A Bit on Body Art
In every big city—and down on a lot of farms—”body art” is all the rage. While we begged our parents for discreet earrings, our children are piercing various body parts in surprising places. Lips, tongue, cheeks, even the uvula (the dangling thingie in the back of the throat) are fair game in and around the mouth. Aesthetics aside, how dangerous is piercing, really?
First, the downside
- Piercing usually happens at a salon or, more often, a tattoo parlor. Though some states regulate such businesses, few piercers are licensed, most self-taught. The tongue, in particular, has veins that mustn’t be disturbed. We hope your piercer knows where they are. Sterilization standards must be in place or the risks of infection during and after the procedure are heightened.
- It hurts; you’ll bleed.
- Jewelry in the mouth can be swallowed. Teeth can be cracked. Gum tissue may tear or over grow. Scar tissue may form. Food gets stuck in the pierced site.
- Excess saliva production causes drooling. Speech is impeded, at least for a while. And the very worst of all, the pierced individual, guaranteed, will “play” with a tongue device—and you’ll have to watch.
Most teenagers grow beyond body piercing, and the body likewise heals itself. People who enjoy a good clean mouth usually won’t have infection problems. When it’s gone—and it will be gone one day—there may be slight scarring. But, hey, it’s all in the name of art.
The most hazardous effects of tongue piercing are increased saliva flow (drooling), a chipped tooth (dental bills), or overgrowth of tongue tissue.
Share This Story, Choose Your Platform!

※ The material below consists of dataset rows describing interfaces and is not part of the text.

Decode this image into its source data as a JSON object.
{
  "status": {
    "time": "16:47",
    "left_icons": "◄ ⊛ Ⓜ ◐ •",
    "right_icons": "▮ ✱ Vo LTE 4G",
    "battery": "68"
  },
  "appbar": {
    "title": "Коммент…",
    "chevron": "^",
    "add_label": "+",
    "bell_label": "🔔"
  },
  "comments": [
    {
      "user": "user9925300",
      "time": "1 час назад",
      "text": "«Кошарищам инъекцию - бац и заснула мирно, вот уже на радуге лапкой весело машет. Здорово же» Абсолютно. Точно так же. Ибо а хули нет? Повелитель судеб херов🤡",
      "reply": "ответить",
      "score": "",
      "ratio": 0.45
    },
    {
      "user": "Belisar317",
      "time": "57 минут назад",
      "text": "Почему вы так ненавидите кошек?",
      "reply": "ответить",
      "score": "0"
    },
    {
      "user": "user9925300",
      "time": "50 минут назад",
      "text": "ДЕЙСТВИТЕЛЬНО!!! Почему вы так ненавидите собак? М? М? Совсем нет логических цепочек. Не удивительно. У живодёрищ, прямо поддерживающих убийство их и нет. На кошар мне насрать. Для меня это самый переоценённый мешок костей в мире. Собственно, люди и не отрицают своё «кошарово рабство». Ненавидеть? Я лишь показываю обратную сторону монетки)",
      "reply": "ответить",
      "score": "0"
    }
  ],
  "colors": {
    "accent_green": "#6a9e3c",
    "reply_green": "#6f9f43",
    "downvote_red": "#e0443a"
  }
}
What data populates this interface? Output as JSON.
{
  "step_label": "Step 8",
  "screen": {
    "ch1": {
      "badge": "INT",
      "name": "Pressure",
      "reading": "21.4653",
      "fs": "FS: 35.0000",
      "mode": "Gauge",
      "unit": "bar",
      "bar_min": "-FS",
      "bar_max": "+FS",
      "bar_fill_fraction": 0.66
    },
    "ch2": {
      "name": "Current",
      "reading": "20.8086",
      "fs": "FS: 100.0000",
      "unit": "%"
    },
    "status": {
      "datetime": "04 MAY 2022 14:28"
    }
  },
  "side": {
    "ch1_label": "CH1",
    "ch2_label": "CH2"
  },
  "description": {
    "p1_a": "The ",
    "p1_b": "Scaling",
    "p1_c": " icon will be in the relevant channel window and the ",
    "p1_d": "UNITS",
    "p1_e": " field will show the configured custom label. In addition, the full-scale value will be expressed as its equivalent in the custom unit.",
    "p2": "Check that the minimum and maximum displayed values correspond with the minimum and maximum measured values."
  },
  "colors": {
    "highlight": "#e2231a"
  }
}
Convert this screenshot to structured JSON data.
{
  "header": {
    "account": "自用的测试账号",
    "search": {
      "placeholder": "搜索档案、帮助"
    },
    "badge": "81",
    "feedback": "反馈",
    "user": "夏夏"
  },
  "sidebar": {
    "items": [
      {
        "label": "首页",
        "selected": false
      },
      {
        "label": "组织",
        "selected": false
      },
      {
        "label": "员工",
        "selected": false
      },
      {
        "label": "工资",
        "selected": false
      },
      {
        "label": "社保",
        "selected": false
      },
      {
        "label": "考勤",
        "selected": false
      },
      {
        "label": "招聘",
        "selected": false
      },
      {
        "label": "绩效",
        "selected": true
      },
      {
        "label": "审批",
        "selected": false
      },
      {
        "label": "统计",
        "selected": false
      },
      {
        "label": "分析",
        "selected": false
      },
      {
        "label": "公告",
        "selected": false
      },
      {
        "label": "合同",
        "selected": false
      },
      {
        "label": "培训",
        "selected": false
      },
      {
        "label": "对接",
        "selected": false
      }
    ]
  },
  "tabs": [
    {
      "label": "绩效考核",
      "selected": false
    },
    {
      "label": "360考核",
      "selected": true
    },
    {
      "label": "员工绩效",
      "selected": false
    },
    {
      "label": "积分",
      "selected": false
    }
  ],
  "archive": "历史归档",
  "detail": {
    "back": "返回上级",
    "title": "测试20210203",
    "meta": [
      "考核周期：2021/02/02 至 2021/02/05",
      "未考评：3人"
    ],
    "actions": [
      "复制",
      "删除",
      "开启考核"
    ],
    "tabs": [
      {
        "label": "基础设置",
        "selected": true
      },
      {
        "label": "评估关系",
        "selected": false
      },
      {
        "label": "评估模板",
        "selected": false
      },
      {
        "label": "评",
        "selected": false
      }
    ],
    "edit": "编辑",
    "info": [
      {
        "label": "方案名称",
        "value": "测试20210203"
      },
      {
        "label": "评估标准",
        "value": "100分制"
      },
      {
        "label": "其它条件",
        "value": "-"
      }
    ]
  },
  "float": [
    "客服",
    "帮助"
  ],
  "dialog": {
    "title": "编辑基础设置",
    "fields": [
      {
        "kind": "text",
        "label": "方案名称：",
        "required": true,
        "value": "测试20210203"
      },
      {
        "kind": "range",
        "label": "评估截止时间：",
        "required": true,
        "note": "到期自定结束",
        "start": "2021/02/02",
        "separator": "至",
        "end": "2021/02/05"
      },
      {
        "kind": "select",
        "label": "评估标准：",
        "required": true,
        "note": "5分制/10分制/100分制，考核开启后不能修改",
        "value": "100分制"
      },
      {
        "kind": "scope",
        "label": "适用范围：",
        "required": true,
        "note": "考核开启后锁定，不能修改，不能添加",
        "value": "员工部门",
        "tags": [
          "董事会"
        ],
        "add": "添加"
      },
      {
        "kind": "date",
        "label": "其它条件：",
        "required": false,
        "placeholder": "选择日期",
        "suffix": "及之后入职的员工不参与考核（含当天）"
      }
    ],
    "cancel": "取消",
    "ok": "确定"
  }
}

Dr. Angela Burns moved to Austin 10 years ago and instantly fell in love with our beautiful city. Dr. Burns is originally from the Texarkana area. She attended Texas A&M for her undergraduate degree and The University of Tennessee Health Science Center for her degree in dental surgery (DDS). Dr. Burns is committed to providing her patients with gentle, technologically advanced dental treatment. She attends an average of 60 hours of continuing education every year. She is a member of the American Dental Association, the American Academy of Cosmetic Dentistry, the Texas Dental Association, and the Capital Area Dental Society. Dr. Burns and her husband, Gary, have an 11-year-old daughter, Sydney, who is a proud 6th grader at Hill Country Middle School. She is also very involved in the Eanes PTO, her church, and loves raising her family in the Westlake community. “Growing up, I was drawn to mediating and helping others feel more included and less anxious. I was a camp counselor, student government officer and being the oldest of five, I was the family mediator. I found that I had a calling to help alleviate stressful situations for others and realized that being a good listener was something that was key to this. These skills really helped guide me into becoming a dentist that has based my practice on relationships, empathy and a sense of comfort. I knew that I wanted to provide an atmosphere that felt like home when others walked in. Our practice is small, personal and state of the art and we hope you feel like you’re hanging out with friends when you are here!” When she is not practicing dentistry, Dr. Burns enjoys traveling, hiking the greenbelt, enjoying Austin’s music scene, and eating Amy’s Ice Cream.